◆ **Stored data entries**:
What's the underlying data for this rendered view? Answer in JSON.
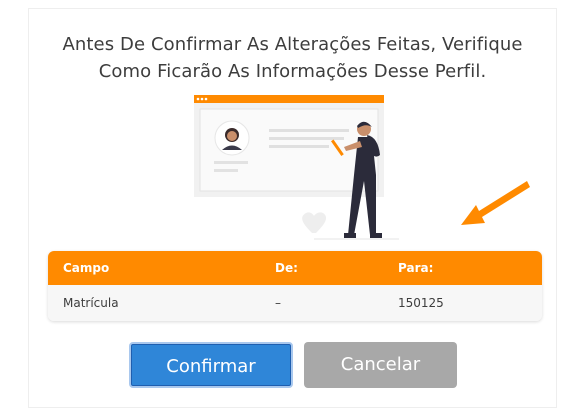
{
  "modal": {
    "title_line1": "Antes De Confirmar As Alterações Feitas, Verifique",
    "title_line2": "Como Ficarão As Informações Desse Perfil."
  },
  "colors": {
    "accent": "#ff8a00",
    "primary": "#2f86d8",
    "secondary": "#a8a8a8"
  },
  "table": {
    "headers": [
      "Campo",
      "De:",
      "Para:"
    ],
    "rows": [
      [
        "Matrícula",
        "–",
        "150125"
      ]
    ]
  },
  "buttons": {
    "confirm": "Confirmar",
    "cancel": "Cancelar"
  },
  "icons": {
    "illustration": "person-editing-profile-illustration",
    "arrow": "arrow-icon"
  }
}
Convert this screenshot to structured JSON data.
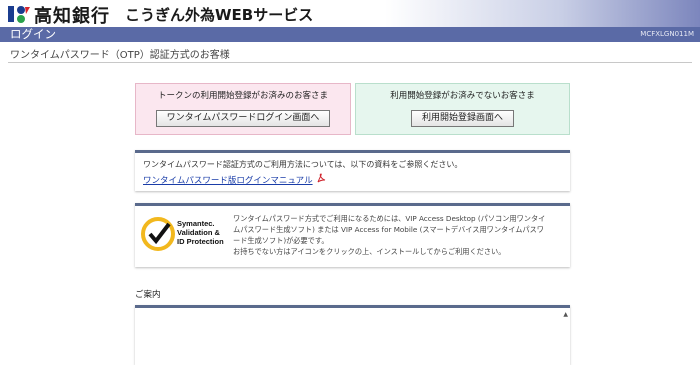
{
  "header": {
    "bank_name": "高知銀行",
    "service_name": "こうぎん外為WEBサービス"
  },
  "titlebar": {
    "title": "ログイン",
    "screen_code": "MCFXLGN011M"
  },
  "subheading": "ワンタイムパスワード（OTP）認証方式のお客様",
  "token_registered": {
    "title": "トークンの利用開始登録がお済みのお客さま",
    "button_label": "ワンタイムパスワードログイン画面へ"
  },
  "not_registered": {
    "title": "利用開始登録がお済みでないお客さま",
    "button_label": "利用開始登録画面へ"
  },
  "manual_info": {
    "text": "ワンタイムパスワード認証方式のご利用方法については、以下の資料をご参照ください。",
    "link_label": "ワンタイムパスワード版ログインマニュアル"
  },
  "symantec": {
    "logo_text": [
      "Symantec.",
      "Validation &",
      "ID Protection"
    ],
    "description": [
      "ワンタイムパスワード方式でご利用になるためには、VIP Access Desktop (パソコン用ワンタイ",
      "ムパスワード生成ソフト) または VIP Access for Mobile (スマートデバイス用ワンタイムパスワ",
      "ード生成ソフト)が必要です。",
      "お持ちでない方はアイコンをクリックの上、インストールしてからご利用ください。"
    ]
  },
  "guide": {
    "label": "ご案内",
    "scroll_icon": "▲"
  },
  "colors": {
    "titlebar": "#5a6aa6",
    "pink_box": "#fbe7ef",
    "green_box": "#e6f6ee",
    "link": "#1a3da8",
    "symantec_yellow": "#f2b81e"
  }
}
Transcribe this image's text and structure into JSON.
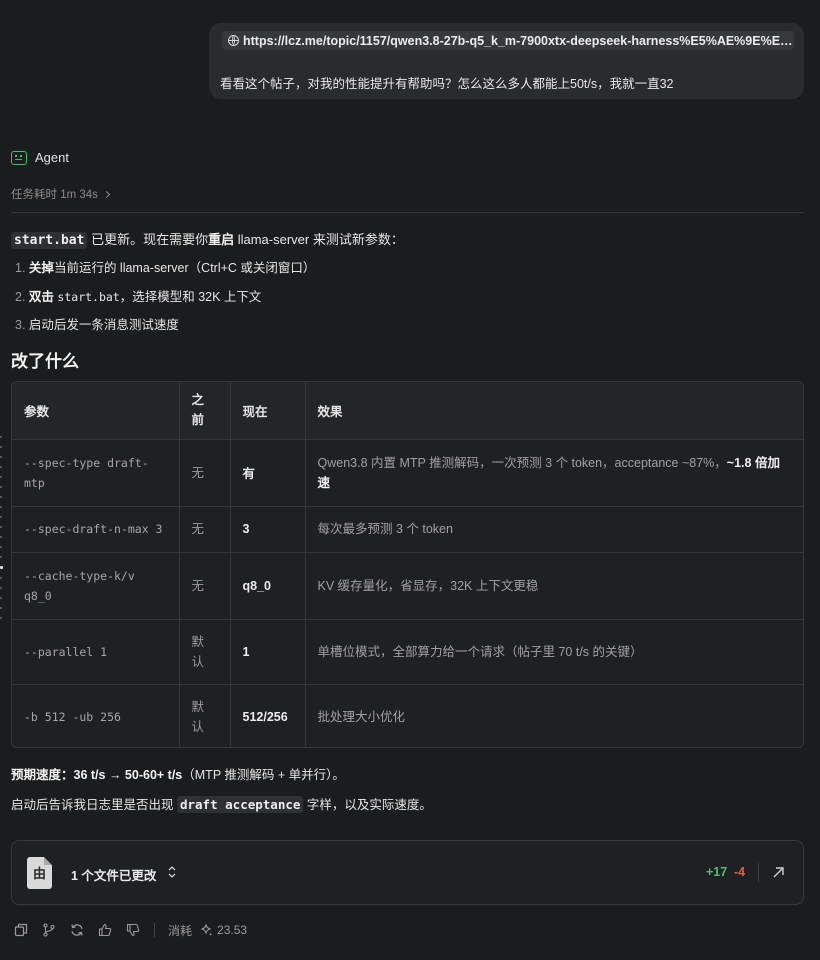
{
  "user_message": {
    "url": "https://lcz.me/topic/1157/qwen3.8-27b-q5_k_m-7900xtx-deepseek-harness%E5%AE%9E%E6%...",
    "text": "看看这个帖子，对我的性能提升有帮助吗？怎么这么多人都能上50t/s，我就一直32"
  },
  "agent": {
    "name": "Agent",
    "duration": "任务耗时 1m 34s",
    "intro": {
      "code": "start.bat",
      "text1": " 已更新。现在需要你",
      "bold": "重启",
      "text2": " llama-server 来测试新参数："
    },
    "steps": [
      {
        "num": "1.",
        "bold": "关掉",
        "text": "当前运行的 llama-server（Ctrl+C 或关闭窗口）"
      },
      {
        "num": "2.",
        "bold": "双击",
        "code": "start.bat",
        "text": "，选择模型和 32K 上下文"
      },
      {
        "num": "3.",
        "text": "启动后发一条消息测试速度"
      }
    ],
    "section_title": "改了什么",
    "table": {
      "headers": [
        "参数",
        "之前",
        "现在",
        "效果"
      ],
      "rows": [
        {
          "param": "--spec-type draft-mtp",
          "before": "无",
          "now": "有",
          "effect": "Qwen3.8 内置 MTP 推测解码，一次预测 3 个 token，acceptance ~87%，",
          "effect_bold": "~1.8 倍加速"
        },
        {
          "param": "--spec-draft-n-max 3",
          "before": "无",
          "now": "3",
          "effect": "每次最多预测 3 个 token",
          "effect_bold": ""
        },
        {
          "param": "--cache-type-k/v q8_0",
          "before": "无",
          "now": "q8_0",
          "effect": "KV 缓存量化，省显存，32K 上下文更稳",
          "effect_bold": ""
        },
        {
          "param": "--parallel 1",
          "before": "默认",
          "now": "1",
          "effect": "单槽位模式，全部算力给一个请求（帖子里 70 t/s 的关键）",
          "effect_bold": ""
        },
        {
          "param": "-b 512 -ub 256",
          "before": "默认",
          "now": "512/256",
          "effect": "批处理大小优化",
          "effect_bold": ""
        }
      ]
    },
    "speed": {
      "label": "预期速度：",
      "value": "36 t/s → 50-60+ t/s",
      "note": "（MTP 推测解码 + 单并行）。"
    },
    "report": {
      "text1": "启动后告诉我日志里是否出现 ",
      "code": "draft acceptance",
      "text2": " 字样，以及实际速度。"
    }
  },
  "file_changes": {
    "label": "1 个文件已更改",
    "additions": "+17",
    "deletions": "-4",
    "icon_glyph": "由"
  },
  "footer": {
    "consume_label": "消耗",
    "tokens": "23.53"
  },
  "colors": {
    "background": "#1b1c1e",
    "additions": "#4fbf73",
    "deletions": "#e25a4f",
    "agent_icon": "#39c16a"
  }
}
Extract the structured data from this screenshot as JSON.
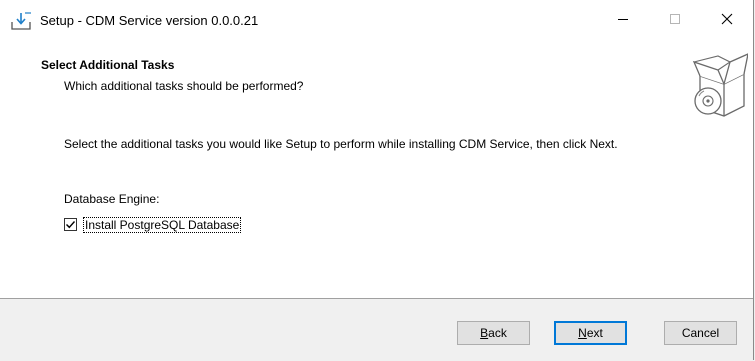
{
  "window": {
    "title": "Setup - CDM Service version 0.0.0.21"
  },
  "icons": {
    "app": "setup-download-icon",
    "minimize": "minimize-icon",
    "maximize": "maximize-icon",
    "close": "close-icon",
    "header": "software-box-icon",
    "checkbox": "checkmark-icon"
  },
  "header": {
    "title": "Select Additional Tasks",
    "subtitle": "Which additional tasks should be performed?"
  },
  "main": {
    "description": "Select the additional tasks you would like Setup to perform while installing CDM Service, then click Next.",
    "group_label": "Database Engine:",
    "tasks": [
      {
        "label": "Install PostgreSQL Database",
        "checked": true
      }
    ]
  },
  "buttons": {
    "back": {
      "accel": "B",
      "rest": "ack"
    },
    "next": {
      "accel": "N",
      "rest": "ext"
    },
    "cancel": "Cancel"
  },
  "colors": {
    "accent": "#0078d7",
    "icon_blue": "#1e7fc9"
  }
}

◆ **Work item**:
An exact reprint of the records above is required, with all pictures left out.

◆ **Answer to the exercise**:
What's the underlying data for this rendered view? Answer in JSON.
{
  "modal": {
    "title_line1": "Antes De Confirmar As Alterações Feitas, Verifique",
    "title_line2": "Como Ficarão As Informações Desse Perfil."
  },
  "colors": {
    "accent": "#ff8a00",
    "primary": "#2f86d8",
    "secondary": "#a8a8a8"
  },
  "table": {
    "headers": [
      "Campo",
      "De:",
      "Para:"
    ],
    "rows": [
      [
        "Matrícula",
        "–",
        "150125"
      ]
    ]
  },
  "buttons": {
    "confirm": "Confirmar",
    "cancel": "Cancelar"
  },
  "icons": {
    "illustration": "person-editing-profile-illustration",
    "arrow": "arrow-icon"
  }
}
Convert this screenshot to structured JSON data.
{
  "header": {
    "bank_name": "高知銀行",
    "service_name": "こうぎん外為WEBサービス"
  },
  "titlebar": {
    "title": "ログイン",
    "screen_code": "MCFXLGN011M"
  },
  "subheading": "ワンタイムパスワード（OTP）認証方式のお客様",
  "token_registered": {
    "title": "トークンの利用開始登録がお済みのお客さま",
    "button_label": "ワンタイムパスワードログイン画面へ"
  },
  "not_registered": {
    "title": "利用開始登録がお済みでないお客さま",
    "button_label": "利用開始登録画面へ"
  },
  "manual_info": {
    "text": "ワンタイムパスワード認証方式のご利用方法については、以下の資料をご参照ください。",
    "link_label": "ワンタイムパスワード版ログインマニュアル"
  },
  "symantec": {
    "logo_text": [
      "Symantec.",
      "Validation &",
      "ID Protection"
    ],
    "description": [
      "ワンタイムパスワード方式でご利用になるためには、VIP Access Desktop (パソコン用ワンタイ",
      "ムパスワード生成ソフト) または VIP Access for Mobile (スマートデバイス用ワンタイムパスワ",
      "ード生成ソフト)が必要です。",
      "お持ちでない方はアイコンをクリックの上、インストールしてからご利用ください。"
    ]
  },
  "guide": {
    "label": "ご案内",
    "scroll_icon": "▲"
  },
  "colors": {
    "titlebar": "#5a6aa6",
    "pink_box": "#fbe7ef",
    "green_box": "#e6f6ee",
    "link": "#1a3da8",
    "symantec_yellow": "#f2b81e"
  }
}
Transcribe this image's text and structure into JSON.
{
  "user_message": {
    "url": "https://lcz.me/topic/1157/qwen3.8-27b-q5_k_m-7900xtx-deepseek-harness%E5%AE%9E%E6%...",
    "text": "看看这个帖子，对我的性能提升有帮助吗？怎么这么多人都能上50t/s，我就一直32"
  },
  "agent": {
    "name": "Agent",
    "duration": "任务耗时 1m 34s",
    "intro": {
      "code": "start.bat",
      "text1": " 已更新。现在需要你",
      "bold": "重启",
      "text2": " llama-server 来测试新参数："
    },
    "steps": [
      {
        "num": "1.",
        "bold": "关掉",
        "text": "当前运行的 llama-server（Ctrl+C 或关闭窗口）"
      },
      {
        "num": "2.",
        "bold": "双击",
        "code": "start.bat",
        "text": "，选择模型和 32K 上下文"
      },
      {
        "num": "3.",
        "text": "启动后发一条消息测试速度"
      }
    ],
    "section_title": "改了什么",
    "table": {
      "headers": [
        "参数",
        "之前",
        "现在",
        "效果"
      ],
      "rows": [
        {
          "param": "--spec-type draft-mtp",
          "before": "无",
          "now": "有",
          "effect": "Qwen3.8 内置 MTP 推测解码，一次预测 3 个 token，acceptance ~87%，",
          "effect_bold": "~1.8 倍加速"
        },
        {
          "param": "--spec-draft-n-max 3",
          "before": "无",
          "now": "3",
          "effect": "每次最多预测 3 个 token",
          "effect_bold": ""
        },
        {
          "param": "--cache-type-k/v q8_0",
          "before": "无",
          "now": "q8_0",
          "effect": "KV 缓存量化，省显存，32K 上下文更稳",
          "effect_bold": ""
        },
        {
          "param": "--parallel 1",
          "before": "默认",
          "now": "1",
          "effect": "单槽位模式，全部算力给一个请求（帖子里 70 t/s 的关键）",
          "effect_bold": ""
        },
        {
          "param": "-b 512 -ub 256",
          "before": "默认",
          "now": "512/256",
          "effect": "批处理大小优化",
          "effect_bold": ""
        }
      ]
    },
    "speed": {
      "label": "预期速度：",
      "value": "36 t/s → 50-60+ t/s",
      "note": "（MTP 推测解码 + 单并行）。"
    },
    "report": {
      "text1": "启动后告诉我日志里是否出现 ",
      "code": "draft acceptance",
      "text2": " 字样，以及实际速度。"
    }
  },
  "file_changes": {
    "label": "1 个文件已更改",
    "additions": "+17",
    "deletions": "-4",
    "icon_glyph": "由"
  },
  "footer": {
    "consume_label": "消耗",
    "tokens": "23.53"
  },
  "colors": {
    "background": "#1b1c1e",
    "additions": "#4fbf73",
    "deletions": "#e25a4f",
    "agent_icon": "#39c16a"
  }
}
Extract the structured data from this screenshot as JSON.
{
  "window": {
    "title": "Setup - CDM Service version 0.0.0.21"
  },
  "icons": {
    "app": "setup-download-icon",
    "minimize": "minimize-icon",
    "maximize": "maximize-icon",
    "close": "close-icon",
    "header": "software-box-icon",
    "checkbox": "checkmark-icon"
  },
  "header": {
    "title": "Select Additional Tasks",
    "subtitle": "Which additional tasks should be performed?"
  },
  "main": {
    "description": "Select the additional tasks you would like Setup to perform while installing CDM Service, then click Next.",
    "group_label": "Database Engine:",
    "tasks": [
      {
        "label": "Install PostgreSQL Database",
        "checked": true
      }
    ]
  },
  "buttons": {
    "back": {
      "accel": "B",
      "rest": "ack"
    },
    "next": {
      "accel": "N",
      "rest": "ext"
    },
    "cancel": "Cancel"
  },
  "colors": {
    "accent": "#0078d7",
    "icon_blue": "#1e7fc9"
  }
}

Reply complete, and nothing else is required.